WHAT IS EXPECTED: Check each line of the data below for the string "JSON", then state how many have it and nothing else.

DATASET:
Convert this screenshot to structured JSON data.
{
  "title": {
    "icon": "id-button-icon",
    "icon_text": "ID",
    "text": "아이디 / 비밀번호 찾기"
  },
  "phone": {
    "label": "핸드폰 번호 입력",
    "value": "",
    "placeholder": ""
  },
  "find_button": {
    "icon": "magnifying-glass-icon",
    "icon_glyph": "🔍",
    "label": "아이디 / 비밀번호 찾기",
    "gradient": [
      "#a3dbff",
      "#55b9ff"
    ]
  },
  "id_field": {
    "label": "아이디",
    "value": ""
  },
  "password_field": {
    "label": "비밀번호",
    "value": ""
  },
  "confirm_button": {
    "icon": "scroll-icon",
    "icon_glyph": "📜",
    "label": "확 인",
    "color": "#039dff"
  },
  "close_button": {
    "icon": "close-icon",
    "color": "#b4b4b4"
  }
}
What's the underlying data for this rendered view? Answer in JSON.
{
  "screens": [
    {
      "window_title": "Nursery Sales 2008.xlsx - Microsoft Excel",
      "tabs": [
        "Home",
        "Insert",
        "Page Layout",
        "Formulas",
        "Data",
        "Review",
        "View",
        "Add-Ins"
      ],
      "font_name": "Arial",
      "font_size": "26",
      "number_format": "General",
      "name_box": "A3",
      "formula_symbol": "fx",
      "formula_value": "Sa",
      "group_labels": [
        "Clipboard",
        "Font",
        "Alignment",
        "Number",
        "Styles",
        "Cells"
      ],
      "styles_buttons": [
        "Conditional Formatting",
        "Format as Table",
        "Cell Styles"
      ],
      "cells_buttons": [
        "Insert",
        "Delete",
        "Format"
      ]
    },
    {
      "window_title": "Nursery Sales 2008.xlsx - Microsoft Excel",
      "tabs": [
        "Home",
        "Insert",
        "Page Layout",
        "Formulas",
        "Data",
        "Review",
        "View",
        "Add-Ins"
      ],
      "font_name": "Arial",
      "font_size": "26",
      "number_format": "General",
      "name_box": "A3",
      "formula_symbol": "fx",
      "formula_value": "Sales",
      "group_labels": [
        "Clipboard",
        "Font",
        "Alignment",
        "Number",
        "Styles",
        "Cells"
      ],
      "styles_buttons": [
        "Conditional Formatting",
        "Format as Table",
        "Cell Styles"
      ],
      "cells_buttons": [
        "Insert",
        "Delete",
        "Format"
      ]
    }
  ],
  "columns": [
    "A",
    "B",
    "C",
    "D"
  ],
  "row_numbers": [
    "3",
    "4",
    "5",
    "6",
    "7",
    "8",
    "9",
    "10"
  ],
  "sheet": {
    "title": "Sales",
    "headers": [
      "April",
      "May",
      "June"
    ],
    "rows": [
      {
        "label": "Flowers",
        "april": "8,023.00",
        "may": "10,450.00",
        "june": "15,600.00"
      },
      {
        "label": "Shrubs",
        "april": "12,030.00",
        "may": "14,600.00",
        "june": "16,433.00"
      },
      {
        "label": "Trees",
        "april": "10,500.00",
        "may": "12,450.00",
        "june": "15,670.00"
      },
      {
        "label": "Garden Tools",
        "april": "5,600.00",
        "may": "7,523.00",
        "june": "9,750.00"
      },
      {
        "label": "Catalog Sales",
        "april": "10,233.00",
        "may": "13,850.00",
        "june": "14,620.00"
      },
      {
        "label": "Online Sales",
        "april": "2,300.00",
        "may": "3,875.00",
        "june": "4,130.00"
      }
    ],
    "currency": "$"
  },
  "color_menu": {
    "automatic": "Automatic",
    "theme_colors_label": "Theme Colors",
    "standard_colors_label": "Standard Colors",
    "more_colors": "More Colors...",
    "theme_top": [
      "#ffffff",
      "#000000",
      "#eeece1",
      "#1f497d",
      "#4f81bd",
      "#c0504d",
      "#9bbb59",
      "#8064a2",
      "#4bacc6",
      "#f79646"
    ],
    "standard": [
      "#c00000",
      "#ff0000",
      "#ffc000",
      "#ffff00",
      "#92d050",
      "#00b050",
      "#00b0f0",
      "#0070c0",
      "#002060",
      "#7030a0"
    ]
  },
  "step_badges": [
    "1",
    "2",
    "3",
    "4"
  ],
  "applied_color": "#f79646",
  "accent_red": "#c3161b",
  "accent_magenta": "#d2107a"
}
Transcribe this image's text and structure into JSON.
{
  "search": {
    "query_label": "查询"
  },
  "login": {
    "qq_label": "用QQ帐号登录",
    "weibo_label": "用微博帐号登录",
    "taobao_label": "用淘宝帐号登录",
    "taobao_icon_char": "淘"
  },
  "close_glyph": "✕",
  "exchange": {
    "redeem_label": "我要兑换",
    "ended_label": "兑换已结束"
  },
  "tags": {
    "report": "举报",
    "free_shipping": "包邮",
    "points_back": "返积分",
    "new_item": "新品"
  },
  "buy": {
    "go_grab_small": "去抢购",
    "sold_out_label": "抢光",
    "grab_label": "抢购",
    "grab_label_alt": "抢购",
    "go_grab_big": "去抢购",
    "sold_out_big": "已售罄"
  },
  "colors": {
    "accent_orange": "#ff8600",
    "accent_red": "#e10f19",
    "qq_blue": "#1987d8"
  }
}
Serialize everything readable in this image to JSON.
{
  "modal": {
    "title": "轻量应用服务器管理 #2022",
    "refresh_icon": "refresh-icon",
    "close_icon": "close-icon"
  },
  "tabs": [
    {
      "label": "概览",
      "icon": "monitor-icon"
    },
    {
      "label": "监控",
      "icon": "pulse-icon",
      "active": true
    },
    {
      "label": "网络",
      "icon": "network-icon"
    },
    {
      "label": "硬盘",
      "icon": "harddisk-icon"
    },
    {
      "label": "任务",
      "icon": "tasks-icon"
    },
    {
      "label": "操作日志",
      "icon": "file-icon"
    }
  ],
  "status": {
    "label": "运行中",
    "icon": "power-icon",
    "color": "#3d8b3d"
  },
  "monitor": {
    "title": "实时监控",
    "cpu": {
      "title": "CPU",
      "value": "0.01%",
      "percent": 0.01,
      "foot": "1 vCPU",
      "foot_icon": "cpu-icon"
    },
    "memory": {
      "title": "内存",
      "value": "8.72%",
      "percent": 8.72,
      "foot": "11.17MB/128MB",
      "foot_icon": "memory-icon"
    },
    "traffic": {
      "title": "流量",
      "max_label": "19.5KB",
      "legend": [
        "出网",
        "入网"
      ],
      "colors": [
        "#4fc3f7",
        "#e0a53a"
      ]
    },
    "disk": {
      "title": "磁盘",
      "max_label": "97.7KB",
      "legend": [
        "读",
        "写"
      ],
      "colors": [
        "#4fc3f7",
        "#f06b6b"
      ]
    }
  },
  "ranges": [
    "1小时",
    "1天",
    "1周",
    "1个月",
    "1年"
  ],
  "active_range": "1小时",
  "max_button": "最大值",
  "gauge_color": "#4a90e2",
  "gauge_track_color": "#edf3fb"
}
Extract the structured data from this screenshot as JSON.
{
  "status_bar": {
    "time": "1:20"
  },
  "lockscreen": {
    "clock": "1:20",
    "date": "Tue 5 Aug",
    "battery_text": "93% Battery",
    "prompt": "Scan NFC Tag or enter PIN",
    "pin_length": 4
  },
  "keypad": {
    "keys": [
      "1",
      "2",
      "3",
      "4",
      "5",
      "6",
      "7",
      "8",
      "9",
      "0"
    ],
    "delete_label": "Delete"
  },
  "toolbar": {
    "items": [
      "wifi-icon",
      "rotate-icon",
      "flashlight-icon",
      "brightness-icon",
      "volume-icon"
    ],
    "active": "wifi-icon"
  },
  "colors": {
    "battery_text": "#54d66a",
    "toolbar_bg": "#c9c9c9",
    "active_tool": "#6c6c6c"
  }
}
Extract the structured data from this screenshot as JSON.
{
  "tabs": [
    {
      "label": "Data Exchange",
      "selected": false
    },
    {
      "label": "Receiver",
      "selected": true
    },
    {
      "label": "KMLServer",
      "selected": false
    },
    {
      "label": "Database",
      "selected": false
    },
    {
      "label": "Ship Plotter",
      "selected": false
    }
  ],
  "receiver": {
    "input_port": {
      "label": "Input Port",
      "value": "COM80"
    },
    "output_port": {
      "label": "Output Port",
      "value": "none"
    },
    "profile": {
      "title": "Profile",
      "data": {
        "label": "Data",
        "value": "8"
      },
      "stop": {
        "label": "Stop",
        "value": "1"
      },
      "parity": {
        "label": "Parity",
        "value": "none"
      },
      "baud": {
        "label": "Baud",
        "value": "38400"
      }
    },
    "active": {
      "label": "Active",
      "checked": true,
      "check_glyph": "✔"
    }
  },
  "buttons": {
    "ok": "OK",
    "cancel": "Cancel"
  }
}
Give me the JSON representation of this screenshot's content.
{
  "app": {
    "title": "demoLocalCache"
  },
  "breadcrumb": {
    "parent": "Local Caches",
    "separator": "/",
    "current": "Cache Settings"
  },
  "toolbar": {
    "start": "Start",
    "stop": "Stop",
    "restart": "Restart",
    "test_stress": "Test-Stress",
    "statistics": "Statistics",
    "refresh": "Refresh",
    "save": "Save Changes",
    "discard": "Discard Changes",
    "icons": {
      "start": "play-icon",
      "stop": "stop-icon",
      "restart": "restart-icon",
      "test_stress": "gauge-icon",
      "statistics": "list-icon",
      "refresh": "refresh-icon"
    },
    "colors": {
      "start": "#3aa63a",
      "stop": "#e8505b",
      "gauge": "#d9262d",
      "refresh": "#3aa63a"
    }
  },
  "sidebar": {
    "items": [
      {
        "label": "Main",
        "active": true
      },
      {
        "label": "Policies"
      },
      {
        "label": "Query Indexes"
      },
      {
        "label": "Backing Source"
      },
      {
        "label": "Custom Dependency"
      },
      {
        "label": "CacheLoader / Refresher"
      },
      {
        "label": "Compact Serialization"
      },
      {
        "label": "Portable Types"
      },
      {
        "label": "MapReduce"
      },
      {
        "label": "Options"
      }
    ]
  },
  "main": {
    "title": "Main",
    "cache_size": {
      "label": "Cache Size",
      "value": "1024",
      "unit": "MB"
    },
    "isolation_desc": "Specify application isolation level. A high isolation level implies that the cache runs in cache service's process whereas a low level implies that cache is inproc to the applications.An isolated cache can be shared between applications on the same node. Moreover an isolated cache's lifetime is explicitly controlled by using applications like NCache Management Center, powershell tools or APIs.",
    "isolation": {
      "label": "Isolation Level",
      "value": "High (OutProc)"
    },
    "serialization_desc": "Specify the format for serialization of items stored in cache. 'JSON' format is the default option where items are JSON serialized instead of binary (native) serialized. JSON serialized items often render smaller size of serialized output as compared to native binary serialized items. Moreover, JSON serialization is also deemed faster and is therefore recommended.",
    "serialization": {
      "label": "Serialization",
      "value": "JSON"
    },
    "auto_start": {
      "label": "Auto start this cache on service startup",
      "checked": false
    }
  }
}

ANSWER BOX: 9